### Work request
Give the number of lines in the data below where the string "Galaxy" occurs, and nothing else.

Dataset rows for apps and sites
· · ·

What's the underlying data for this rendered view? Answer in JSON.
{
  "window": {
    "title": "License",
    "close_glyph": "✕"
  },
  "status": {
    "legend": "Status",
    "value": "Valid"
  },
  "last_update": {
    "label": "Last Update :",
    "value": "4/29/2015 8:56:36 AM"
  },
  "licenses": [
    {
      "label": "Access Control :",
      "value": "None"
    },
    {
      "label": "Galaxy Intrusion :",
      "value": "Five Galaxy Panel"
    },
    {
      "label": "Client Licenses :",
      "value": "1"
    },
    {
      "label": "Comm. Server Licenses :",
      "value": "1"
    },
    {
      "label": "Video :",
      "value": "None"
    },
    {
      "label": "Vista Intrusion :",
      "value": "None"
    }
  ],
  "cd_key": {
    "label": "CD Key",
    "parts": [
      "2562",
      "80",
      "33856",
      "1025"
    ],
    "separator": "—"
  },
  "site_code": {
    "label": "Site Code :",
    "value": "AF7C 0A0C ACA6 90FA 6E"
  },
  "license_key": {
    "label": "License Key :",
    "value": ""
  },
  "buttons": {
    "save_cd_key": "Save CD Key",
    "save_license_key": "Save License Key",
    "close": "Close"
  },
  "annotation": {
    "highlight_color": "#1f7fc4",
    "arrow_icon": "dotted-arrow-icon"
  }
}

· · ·

### Written response
2